Go through the material below and copy all lines with "JSON".
# # # # #
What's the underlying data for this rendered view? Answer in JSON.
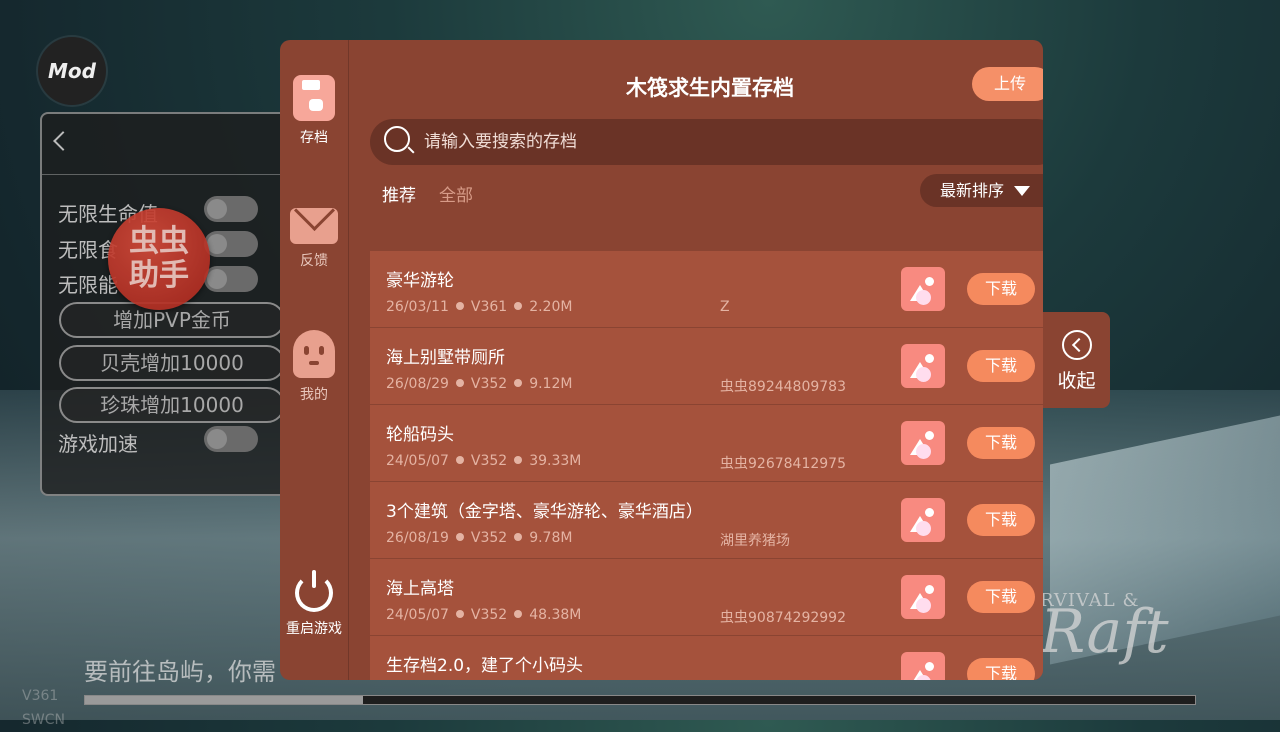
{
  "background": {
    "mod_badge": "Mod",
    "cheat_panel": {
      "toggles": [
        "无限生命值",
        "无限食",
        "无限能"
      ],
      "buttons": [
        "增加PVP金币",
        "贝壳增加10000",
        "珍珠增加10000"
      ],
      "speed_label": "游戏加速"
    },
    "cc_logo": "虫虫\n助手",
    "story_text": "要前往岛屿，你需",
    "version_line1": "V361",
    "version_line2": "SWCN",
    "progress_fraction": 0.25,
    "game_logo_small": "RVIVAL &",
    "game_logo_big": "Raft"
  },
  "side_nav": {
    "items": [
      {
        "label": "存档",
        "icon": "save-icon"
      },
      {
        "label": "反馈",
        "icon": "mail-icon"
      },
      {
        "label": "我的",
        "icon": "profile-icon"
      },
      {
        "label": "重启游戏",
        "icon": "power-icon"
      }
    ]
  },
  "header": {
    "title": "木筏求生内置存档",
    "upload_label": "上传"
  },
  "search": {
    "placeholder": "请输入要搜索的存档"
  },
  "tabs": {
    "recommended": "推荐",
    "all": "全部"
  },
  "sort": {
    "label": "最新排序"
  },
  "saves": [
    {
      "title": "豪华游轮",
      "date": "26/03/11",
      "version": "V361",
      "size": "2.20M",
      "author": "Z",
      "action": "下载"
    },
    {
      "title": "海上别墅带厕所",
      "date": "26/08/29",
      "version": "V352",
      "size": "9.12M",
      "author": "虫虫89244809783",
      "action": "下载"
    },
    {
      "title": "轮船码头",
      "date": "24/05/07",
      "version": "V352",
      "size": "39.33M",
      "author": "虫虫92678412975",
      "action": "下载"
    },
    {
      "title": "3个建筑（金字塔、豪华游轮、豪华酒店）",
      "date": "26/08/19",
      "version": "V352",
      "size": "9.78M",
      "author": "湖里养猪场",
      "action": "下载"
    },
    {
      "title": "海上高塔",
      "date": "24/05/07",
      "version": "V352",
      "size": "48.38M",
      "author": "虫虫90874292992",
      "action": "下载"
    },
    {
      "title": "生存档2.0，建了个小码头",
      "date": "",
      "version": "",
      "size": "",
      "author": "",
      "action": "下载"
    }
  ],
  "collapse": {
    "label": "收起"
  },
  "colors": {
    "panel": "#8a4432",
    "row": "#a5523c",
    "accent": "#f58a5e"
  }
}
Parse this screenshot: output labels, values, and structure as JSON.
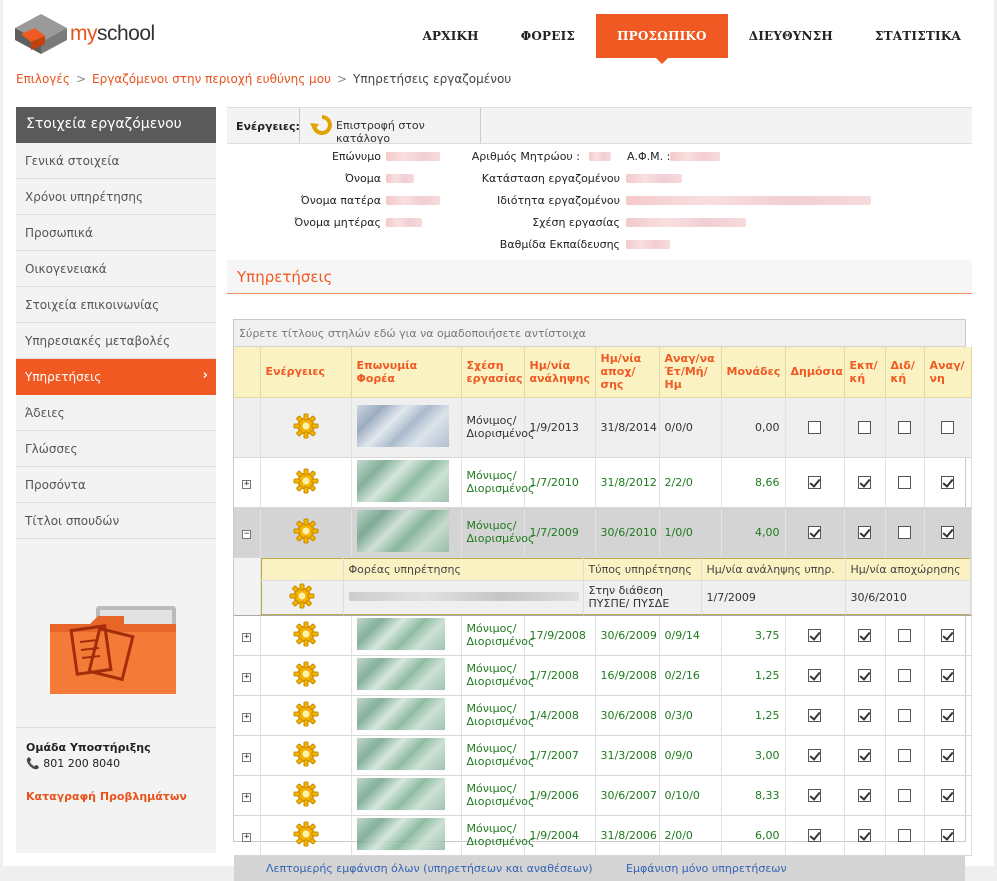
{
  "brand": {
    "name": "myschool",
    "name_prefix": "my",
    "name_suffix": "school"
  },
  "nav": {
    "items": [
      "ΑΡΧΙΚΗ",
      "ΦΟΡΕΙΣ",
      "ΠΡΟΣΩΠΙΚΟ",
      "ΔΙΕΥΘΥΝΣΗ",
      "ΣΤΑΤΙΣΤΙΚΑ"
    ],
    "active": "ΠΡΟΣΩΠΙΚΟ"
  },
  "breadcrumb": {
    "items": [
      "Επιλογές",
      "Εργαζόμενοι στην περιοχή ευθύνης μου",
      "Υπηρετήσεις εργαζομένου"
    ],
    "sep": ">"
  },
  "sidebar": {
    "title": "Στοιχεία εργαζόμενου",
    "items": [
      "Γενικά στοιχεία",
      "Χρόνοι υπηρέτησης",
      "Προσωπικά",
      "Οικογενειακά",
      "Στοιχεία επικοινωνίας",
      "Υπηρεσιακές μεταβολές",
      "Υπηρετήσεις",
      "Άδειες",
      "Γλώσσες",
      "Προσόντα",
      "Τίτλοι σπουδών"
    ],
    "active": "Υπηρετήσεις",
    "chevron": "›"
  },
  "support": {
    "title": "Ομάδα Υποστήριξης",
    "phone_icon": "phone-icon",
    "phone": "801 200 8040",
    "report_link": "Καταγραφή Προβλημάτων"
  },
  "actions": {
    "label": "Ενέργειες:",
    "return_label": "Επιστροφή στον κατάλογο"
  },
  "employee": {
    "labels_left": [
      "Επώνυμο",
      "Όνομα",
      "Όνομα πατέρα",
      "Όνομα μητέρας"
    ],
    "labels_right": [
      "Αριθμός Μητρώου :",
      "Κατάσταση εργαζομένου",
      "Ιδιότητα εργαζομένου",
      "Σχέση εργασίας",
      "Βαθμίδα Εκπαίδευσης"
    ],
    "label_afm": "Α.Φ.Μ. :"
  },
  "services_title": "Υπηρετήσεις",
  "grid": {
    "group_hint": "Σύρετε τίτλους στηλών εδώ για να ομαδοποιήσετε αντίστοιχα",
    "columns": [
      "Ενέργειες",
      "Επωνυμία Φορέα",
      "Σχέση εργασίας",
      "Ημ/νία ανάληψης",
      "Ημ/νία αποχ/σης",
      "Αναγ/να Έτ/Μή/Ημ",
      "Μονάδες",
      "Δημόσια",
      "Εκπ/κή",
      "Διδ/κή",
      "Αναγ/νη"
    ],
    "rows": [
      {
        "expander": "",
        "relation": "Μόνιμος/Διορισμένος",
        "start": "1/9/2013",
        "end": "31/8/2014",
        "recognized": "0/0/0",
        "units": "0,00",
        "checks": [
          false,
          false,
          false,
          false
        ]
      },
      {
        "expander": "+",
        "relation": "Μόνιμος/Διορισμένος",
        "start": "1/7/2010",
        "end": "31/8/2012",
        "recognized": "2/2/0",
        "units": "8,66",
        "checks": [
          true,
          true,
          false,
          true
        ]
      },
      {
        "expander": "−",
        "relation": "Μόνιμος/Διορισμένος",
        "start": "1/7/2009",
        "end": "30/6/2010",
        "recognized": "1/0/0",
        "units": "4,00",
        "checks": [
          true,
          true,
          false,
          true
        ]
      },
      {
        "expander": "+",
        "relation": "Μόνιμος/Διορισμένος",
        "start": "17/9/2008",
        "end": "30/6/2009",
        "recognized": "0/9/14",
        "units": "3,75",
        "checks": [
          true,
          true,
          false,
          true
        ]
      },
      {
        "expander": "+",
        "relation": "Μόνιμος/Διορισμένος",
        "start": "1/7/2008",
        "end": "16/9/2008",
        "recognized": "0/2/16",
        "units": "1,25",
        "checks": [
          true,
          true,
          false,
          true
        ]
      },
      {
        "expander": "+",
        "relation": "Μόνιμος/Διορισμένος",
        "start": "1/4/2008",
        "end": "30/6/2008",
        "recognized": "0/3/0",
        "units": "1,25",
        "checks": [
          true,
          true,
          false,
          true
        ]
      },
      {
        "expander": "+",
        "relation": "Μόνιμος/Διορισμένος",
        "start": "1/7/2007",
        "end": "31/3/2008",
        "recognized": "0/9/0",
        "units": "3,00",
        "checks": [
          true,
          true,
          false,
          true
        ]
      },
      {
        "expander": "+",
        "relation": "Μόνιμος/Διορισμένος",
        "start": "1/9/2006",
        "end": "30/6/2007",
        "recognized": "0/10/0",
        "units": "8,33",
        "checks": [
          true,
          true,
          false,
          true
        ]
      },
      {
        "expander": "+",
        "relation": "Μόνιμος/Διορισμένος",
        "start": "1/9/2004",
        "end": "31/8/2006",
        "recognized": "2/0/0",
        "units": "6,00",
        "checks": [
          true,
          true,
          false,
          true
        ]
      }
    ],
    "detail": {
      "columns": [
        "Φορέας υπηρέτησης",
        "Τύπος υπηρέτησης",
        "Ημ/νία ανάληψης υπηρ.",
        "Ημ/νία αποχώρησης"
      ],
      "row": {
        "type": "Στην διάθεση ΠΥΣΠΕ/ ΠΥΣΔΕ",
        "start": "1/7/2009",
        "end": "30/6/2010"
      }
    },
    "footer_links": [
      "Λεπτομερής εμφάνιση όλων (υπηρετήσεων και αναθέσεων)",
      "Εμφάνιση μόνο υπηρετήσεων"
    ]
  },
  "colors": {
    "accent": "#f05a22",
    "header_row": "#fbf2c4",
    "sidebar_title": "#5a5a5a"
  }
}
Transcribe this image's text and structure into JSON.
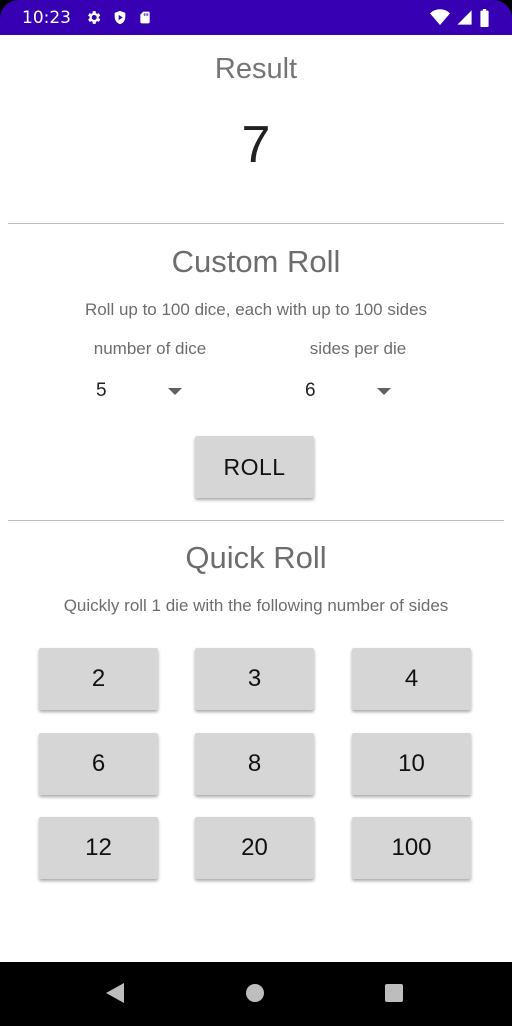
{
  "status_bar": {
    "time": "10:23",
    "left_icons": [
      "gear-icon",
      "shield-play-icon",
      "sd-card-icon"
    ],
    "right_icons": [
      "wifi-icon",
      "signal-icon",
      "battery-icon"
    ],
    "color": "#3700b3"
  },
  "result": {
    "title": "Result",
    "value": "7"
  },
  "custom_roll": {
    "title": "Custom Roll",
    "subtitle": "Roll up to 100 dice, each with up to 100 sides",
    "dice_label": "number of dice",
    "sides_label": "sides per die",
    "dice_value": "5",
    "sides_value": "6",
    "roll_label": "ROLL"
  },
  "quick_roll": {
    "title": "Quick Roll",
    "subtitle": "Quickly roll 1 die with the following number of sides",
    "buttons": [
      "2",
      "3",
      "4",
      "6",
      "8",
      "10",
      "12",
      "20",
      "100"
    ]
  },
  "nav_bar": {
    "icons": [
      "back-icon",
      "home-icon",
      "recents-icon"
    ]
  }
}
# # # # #
### Solution to this problem
What's the underlying data for this rendered view? Answer in JSON.
Parse this screenshot: output labels, values, and structure as JSON.
Transcribe this image's text and structure into JSON.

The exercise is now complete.